Building resilience in indigenous communities through engagement – a focus on biosecurity threats

Project Number

4041

Project Type & Status

Core-Active

Project Leader

Researchers

Alby Marsh
Linda Ford
Indigenous group

Impact Delivery Themes

Building resilience in indigenous communities through engagement – a focus on biosecurity threats

Through consultation with New Zealand Māori and Australian Aboriginal communities, this project has developed a bi-cultural engagement model that highlights key cultural principles and values widely recognised by Indigenous communities to help maintain/retain knowledge, empowerment and ownership in their communities when responding to biosecurity threats.

These engagement models have broad application and can target government agencies and officials; research, science and technology providers; regulatory and industry agencies involved in biosecurity incursions; as well as community stakeholders. The key is to develop consistency in the process used by these agencies when engaging Indigenous communities and community stakeholders.

The project has been extended until 31 March 2018 to focus on socialising the models developed in PBCRC4041 with government agencies (including researchers). Increasing familiarity and confidence in using the model and its application, either through adapting it to the specific needs of agencies or broadening its scope, will be the impetus to having the model adopted as a standard procedure for engaging with Indigenous communities. The models offer agencies and other government groups a consistent and inclusive approach to engaging.

The extension project will undertake four broad activities:

Activity 1: Establish support and reference networks to develop, enhance and grow familiarity and understanding of the Indigenous engagement models.

Activity 2: Adapt the New Zealand model to be effectively used for preparedness and response for selected invasive species.

Activity 3: Adapt the Australian model for tomato potato psyllid (TPP), myrtle rust, cucumber mottle mosaic virus, banana freckle and Panama disease tropical race 4.

Activity 4: Measure and evaluate the impact, uptake and adoption of the Indigenous engagement models.

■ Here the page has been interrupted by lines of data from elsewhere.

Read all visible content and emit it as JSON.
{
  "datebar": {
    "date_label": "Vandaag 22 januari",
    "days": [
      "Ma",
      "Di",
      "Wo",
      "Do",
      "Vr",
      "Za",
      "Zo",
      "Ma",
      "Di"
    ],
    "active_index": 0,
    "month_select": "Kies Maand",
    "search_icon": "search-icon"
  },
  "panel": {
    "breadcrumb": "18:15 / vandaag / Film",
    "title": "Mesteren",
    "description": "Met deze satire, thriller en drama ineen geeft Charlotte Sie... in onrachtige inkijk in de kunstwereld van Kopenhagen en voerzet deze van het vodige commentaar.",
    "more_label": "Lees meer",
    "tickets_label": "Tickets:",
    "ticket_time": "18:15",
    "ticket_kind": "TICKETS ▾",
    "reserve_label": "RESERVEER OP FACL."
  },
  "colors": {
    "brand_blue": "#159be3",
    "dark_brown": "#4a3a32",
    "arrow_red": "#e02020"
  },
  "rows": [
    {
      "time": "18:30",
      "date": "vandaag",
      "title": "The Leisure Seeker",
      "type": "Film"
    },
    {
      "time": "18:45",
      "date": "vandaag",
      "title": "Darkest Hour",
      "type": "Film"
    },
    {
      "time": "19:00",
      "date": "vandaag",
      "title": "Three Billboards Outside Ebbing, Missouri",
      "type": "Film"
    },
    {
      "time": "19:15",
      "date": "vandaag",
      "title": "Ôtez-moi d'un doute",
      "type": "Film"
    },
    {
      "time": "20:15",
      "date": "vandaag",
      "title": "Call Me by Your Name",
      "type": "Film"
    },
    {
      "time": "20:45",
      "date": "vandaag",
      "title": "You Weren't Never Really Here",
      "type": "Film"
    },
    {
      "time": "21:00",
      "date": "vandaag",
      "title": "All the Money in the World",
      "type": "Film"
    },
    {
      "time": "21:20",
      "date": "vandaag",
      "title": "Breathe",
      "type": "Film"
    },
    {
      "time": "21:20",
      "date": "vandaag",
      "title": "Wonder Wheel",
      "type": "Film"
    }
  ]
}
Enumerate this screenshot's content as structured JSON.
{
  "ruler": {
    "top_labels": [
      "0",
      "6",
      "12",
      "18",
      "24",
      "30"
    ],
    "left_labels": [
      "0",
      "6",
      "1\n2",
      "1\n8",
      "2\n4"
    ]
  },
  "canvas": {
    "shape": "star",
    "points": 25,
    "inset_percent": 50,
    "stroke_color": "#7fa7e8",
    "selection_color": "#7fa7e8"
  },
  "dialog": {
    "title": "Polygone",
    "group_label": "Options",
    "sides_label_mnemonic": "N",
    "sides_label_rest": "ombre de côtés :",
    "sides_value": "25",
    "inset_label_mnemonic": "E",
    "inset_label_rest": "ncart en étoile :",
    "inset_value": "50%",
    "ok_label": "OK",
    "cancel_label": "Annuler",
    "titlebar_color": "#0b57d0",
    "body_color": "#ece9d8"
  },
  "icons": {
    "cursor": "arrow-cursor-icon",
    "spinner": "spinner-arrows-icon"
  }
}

This project has been designed to enhance the ability of indigenous communities, regulatory authorities and industries to better manage the social, environmental and economic impacts of biosecurity threats. It also aims to encourage people to participate in biosecurity strategies by describing and evaluating bi-cultural engagement models that build empowerment and ownership in indigenous communities and their response to those threats.

Biosecurity issues impact on key crops and environmental values across New Zealand (NZ), Australia and Indonesia. The tomato-potato psyllid (TPP) has devastated commercial potato and tomato production. Today, Māori cannot produce taewa (Māori potato) without insecticides and are choosing to grow alternative traditional crops such as kūmara and kamokamo (Māori squash, Cucurbita pepo). The Plant and Food Research New Zealand Te Raranga Ahumāra programme supports this transition and is generating a greater understanding of biosecurity threats to traditional Māori crops and ways to manage them.

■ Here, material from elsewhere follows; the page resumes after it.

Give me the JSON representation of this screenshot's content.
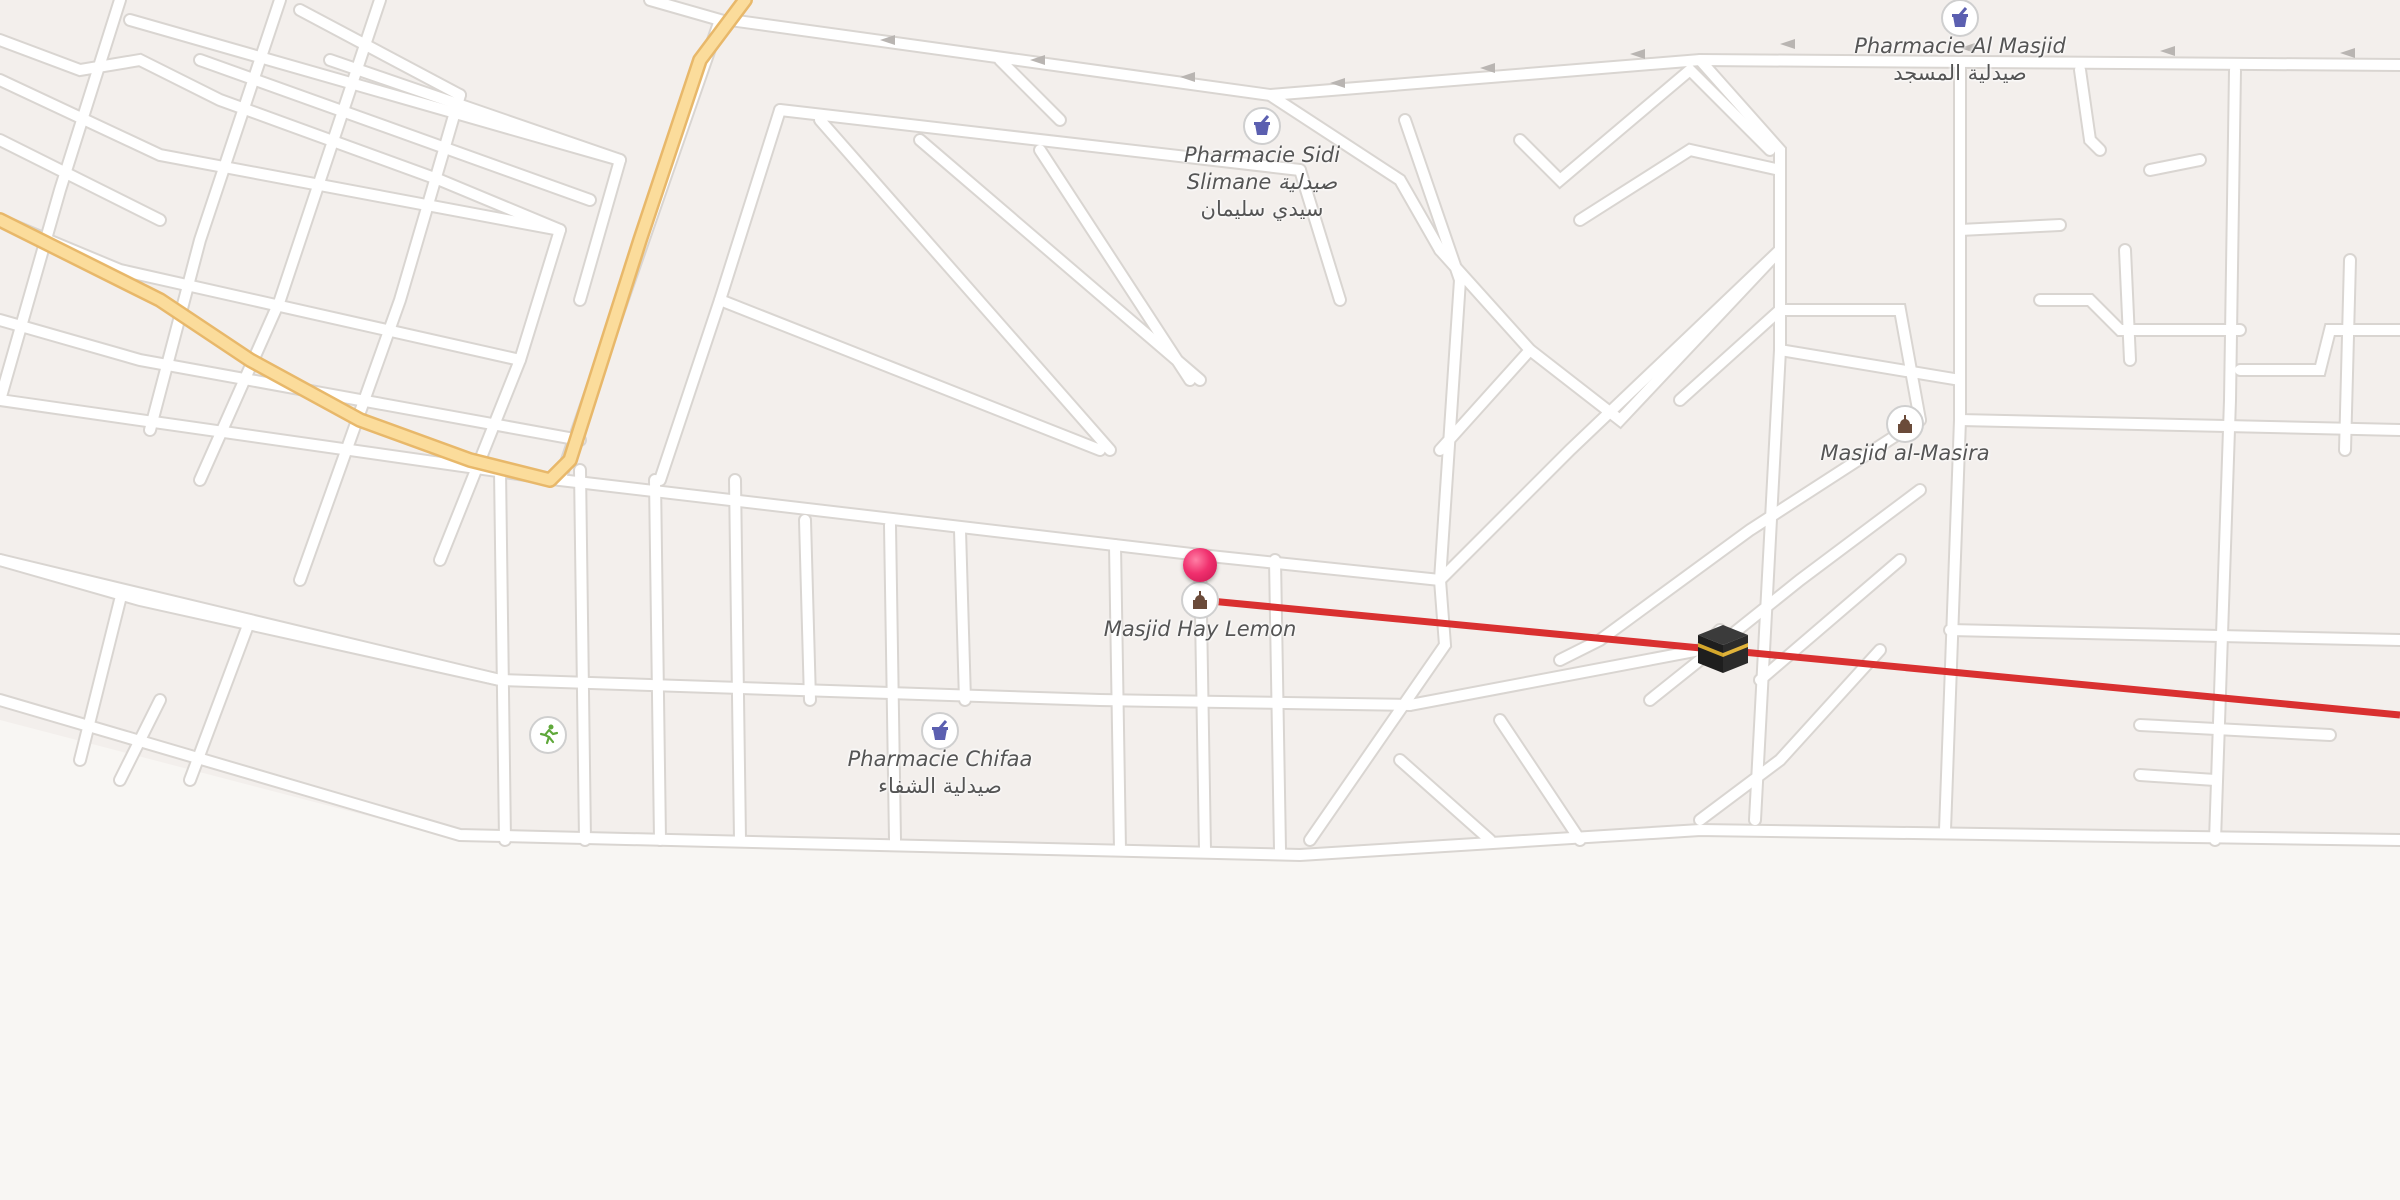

Australian indigenous communities' economic, social and food land resources are threatened by biosecurity incursions from mining exploration and tourism. Indonesian communities wanting to reintroduce traditional food crops to increase food production locally face unknown biosecurity challenges. Regulatory authorities and relevant agencies such as the Northern Australia Quarantine Strategy, work with indigenous communities and seek to identify and systemically implement effective community engagement processes.

To date this project has:

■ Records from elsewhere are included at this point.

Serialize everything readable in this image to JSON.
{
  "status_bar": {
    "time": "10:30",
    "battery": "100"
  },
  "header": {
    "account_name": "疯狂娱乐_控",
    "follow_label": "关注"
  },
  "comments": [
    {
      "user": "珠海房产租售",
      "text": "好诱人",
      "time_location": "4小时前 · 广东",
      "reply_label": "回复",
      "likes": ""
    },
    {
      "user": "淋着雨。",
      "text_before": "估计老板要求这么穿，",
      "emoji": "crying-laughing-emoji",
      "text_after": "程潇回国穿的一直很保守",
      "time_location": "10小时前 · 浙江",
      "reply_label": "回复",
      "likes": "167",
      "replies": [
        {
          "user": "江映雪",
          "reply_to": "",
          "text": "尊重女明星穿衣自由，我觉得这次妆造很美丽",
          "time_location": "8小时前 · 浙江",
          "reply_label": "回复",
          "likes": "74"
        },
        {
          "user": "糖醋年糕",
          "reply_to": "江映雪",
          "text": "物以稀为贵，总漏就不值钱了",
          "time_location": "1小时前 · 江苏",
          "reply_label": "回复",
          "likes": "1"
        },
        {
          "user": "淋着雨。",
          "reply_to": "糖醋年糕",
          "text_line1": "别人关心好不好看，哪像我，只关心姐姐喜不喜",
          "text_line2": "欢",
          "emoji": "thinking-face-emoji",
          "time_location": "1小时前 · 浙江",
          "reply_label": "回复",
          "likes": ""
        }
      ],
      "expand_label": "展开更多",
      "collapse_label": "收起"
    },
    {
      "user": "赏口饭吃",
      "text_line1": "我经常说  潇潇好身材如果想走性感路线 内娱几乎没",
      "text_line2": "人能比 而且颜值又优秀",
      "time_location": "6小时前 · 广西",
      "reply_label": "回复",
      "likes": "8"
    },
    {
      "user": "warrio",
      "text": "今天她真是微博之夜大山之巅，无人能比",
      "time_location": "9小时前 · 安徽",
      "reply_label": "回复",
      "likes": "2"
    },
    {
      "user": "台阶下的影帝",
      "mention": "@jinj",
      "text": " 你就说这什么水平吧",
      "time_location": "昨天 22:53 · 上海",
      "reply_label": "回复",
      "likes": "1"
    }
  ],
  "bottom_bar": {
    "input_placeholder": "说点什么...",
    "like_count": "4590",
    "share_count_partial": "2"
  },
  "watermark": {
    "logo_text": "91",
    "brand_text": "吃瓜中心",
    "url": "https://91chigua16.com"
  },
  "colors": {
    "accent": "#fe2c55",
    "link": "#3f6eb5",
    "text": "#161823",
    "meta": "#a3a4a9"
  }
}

  • Evaluated the NZ, Australian and Indonesian models for bi-cultural engagement with indigenous communities that face biosecurity incursions and evaluated its impact on the resilience to future incursions.

  • Designed engagement models appropriate for target communities to increase their capacity to recognise and respond to new biosecurity threats.

  • Presented engagement models for use by community, industry and government agencies.

Impact

It is expected that biosecurity agencies and other relevant RS&T providers in Australia, Indonesia and NZ will benefit through new processes for engaging more effectively with indigenous communities in their respective countries and improve their investment in biosecurity management with indigenous communities. For those agencies and their related communities there will be new and more responsive mechanisms to communicate and to provide input to biosecurity policy and response incursions, e.g. by establishing surveillance systems in remote communities, enhanced risk management assessment and  more accurate social impact assessments. 

For Aboriginal, Indonesian and Māori communities there will be an increased understanding of the risks and effects of biosecurity incursions on their community, their livelihoods, and food security. For those communities it will also provide an increased sense of ownership and involvement in biosecurity policy and response strategies. Government and other agencies will benefit from strengthened cross-cultural partnership approaches and broader engagement perspectives to inform community engagement  strategies.

Engagement Models

Download the Aboriginal indigenous engagement model.

 

Download the Maori engagement model.

Download the full Final Report